In honor of Mother’s and Father’s Day, during the months of May and June, we’d like to give all the moms and dads of children with RP and other eye conditions a gift: some free advice from 2 people who grew up with low vision.
Each week, we will be featuring a different tip. We would LOVE your feedback, comments, and any questions you might have.
Tip #1 Find Comrades for Your Child
Spending countless hours researching adaptations and technology for your children is time well spent, but if you’re taking the time to do those things, then also take a few minutes to connect your child with peers they can relate to regarding their vision.
I remember the first time I sat in a room full of blind peers in college, at an NFB conference. We stayed up till wee hours of the night, exchanging “blind” stories, laughing until our sides were sore with the delightful ache of comic relief. I loved how willing people were to laugh at themselves. Like one young married couple, both blind, who told about how their parents complimented tham on their flying bat Halloween decorations….that they hadn’t realized were still up in April.
I shared stories I had never told anyone, not even Jenelle, and while I didn’t realize it then, my sense of shame over my disease shrunk dramatically that night. I remember one girl with RP who was also studying sociology, and loved yoga like me, sharing a story about how, as a 12-year-old, she had wanted to impress her new stepmom by showing her she didn’t need any help exiting a ferris wheel. Only her diminishing vision prevented her from realizing that the ferris wheel had stopped to let off the carts at the bottom first, and her cart was still about 50 feet from the ground. She began to step out of the cart, nearly giving her stepmom a heart attack. I cringed, remembering ways I, too, had put myself in danger trying to assert my independence.
Growing up with a disability, children naturally feel different from their peers, which can be lonely and isolating at times. I remember longing to meet other kids my same age with low vision. What I would have given to attend a camp geared specifcially for kids with low vision, where I could have competed athletically against kids who also had trouble seeing flying balls, or attended evening campfires with other kids who needed extra help in the dark.
I remember my parents meeting a couple who had a son with low vision when I was a teenager. They invited them over, and it was nice, but the kid wasn’t really the talking type, and I wanted more— I wanted a room full of girls to gab with for days on end. Yes, I had my twin sister, but we both felt a sense of shame, and being together in silent shame can sometimes feel even more lonely than being alone in it.
In the Information Age, it is now much easier for parents to research options for their children than it was for my parents when I was growing up. With just the click of a button, you can find a plethora of information about your child’s eye condition. And your child, as they get older, can do the same. But any amount of information can’t replace the reassurance that can be gained from connecting with peers who are facing similar challenges.
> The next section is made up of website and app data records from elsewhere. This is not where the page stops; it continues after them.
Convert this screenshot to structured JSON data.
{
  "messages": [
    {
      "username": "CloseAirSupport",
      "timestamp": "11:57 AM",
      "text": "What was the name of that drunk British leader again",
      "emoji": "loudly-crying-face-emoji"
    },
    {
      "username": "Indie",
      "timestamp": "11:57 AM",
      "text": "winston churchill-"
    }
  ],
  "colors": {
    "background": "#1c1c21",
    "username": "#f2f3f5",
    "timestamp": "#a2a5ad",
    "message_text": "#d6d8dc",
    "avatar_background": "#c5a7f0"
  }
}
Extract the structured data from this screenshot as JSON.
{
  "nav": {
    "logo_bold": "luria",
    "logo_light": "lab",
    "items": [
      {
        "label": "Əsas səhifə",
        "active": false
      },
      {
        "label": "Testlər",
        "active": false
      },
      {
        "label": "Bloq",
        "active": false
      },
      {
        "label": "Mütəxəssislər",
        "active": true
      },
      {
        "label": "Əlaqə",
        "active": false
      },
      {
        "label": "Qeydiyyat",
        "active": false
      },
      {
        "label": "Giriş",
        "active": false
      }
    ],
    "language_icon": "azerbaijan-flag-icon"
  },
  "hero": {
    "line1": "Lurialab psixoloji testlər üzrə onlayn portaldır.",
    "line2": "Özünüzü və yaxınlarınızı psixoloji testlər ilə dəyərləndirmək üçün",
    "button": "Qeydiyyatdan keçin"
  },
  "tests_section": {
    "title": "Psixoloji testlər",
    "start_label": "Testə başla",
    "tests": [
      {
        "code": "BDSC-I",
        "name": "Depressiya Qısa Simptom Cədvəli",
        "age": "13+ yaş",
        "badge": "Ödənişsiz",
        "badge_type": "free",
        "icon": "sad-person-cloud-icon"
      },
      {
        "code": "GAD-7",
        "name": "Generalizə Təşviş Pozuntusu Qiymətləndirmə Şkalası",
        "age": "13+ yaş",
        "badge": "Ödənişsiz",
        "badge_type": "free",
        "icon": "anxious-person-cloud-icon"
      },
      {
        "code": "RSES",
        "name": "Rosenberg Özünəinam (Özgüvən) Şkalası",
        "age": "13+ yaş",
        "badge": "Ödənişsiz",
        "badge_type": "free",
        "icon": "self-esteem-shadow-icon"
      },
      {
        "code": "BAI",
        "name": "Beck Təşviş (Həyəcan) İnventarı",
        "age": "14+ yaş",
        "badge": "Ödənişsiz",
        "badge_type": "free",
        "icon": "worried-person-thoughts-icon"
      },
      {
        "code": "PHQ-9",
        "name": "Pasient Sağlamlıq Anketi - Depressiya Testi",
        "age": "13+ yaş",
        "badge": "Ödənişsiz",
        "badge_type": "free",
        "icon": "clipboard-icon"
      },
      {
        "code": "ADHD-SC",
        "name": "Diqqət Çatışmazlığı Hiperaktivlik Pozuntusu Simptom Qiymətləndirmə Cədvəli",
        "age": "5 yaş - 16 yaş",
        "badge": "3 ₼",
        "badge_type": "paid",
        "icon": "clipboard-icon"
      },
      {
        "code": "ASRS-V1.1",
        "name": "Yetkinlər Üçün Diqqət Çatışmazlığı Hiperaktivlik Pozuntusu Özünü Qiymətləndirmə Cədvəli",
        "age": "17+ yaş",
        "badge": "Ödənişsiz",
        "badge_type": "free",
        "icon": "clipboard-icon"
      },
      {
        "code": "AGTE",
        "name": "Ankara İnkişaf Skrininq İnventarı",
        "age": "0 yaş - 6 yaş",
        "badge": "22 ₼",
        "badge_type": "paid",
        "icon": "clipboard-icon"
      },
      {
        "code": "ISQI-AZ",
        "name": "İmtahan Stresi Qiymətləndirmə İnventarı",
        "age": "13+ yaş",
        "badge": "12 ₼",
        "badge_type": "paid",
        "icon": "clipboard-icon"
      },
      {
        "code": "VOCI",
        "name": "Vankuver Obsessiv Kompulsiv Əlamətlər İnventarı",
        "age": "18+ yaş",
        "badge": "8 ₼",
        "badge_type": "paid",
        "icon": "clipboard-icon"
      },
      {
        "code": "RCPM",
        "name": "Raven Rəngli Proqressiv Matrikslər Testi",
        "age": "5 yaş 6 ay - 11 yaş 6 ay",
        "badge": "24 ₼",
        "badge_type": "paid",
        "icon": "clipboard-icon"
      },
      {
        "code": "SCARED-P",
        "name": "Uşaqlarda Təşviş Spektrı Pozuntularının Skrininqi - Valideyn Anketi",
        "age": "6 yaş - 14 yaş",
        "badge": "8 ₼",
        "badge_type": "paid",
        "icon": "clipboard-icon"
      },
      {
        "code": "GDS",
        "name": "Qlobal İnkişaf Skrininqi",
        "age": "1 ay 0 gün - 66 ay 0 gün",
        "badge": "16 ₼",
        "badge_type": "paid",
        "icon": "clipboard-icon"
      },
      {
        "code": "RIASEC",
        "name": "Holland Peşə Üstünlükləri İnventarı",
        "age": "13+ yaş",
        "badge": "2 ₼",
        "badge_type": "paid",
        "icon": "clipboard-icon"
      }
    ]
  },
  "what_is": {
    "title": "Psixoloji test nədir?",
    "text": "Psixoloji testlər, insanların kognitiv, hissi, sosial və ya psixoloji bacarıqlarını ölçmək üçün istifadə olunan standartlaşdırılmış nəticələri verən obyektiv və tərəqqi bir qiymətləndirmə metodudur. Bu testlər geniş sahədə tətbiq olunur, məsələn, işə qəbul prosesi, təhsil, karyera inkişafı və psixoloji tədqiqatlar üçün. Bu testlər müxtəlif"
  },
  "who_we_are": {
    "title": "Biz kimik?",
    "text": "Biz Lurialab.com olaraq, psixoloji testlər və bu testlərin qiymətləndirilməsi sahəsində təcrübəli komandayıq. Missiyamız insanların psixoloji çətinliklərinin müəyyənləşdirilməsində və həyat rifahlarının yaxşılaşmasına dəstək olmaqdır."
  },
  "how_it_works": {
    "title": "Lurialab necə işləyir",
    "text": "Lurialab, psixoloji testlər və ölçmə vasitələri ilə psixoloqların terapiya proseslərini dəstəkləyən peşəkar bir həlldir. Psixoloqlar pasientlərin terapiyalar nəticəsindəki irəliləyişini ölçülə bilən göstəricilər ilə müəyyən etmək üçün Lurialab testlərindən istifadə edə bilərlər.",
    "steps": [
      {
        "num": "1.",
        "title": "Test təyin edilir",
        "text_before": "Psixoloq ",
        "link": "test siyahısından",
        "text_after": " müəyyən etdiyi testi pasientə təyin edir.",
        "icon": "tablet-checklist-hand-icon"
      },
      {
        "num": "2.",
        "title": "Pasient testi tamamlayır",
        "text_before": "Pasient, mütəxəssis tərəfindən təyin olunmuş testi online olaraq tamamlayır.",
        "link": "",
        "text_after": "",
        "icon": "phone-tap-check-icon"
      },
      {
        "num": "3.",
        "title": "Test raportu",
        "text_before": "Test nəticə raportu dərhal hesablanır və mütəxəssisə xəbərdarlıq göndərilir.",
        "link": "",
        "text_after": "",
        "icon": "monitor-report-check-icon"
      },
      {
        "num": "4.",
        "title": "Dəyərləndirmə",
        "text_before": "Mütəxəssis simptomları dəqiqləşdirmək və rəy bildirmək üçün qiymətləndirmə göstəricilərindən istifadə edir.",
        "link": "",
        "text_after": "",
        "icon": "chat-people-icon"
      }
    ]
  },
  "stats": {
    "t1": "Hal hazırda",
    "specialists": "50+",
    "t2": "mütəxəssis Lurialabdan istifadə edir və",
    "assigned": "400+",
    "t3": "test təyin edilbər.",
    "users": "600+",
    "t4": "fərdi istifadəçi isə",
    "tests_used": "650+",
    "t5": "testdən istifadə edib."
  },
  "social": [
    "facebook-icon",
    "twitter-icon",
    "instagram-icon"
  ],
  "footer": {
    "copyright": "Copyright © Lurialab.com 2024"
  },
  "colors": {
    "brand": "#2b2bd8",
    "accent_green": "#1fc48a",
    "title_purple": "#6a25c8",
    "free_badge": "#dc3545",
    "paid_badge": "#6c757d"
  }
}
This doesn’t have to be your child’s main group of friends, but just peers that they see every once in awhile that they can kick back with.
Here are some links that might help you in your search: